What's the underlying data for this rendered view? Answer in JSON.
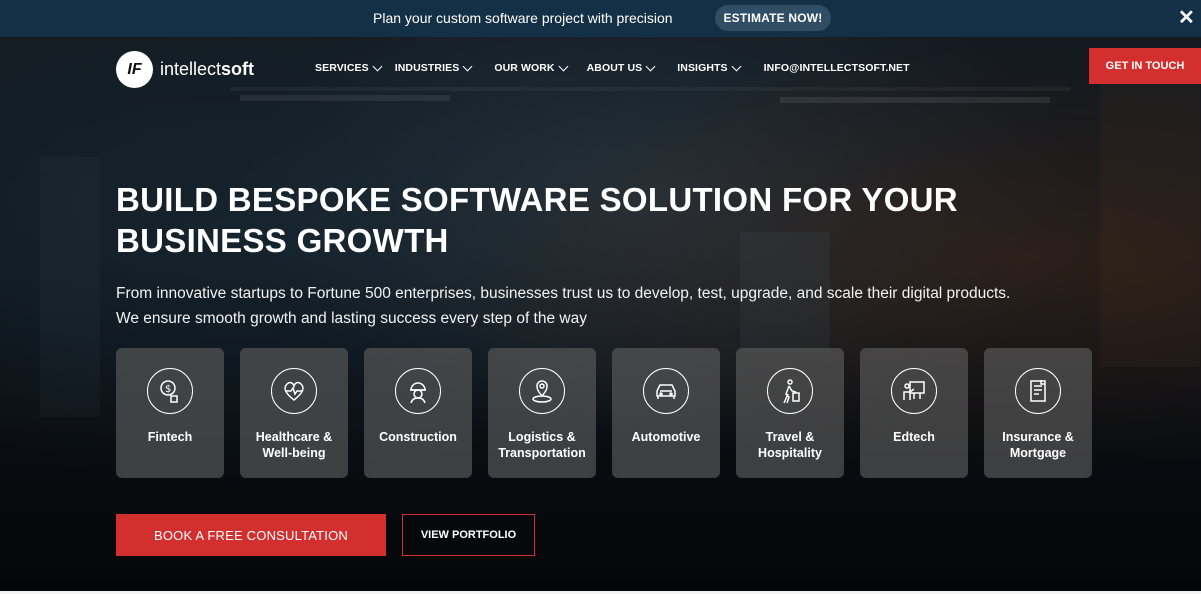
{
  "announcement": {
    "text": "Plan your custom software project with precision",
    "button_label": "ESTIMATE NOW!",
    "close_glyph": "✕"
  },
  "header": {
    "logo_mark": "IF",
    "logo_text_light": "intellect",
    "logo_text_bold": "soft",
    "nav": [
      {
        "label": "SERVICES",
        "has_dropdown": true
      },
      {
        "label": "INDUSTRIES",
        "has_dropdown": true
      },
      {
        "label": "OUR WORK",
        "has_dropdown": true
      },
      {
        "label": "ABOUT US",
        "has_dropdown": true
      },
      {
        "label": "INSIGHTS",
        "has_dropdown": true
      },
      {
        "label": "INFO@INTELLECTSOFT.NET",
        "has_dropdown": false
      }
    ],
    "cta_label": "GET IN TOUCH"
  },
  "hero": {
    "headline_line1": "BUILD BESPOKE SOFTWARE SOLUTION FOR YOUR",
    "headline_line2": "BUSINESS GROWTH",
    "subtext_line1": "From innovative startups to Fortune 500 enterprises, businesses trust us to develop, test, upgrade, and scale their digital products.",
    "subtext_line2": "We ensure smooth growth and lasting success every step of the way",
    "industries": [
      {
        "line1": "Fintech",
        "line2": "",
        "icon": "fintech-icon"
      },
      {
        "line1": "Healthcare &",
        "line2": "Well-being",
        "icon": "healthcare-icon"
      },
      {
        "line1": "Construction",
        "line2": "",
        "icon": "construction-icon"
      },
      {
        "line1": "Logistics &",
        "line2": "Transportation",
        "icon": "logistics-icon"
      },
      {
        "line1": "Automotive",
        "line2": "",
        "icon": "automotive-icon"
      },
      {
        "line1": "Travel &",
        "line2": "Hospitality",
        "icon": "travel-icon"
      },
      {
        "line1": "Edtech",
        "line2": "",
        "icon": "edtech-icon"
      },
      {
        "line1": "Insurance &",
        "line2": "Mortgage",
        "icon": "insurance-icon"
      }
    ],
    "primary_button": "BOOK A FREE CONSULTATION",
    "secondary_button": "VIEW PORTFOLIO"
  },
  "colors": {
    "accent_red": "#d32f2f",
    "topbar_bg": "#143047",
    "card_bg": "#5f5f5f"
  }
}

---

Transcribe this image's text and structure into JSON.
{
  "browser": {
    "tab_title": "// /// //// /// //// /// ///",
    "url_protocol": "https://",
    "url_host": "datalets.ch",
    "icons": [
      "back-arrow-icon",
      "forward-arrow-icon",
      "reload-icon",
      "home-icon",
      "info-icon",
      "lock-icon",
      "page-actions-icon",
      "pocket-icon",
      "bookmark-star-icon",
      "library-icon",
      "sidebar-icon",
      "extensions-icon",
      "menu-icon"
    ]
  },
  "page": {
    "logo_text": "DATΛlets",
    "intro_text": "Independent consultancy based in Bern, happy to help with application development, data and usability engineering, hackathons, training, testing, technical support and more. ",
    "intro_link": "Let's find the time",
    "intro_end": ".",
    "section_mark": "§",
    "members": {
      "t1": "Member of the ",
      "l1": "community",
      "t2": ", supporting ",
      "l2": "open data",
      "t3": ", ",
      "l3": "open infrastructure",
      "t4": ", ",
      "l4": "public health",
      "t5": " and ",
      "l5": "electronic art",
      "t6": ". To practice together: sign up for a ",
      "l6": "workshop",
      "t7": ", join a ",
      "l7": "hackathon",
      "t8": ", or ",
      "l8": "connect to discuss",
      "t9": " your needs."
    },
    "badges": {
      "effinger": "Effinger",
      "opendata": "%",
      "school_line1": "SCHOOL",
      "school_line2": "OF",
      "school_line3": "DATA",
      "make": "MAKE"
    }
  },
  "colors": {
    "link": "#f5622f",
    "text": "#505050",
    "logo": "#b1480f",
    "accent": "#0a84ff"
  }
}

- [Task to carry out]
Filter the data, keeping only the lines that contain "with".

- [Result]
    "text": "Plan your custom software project with precision",
    "intro_text": "Independent consultancy based in Bern, happy to help with application development, data and usability engineering, hackathons, training, testing, technical support and more. ",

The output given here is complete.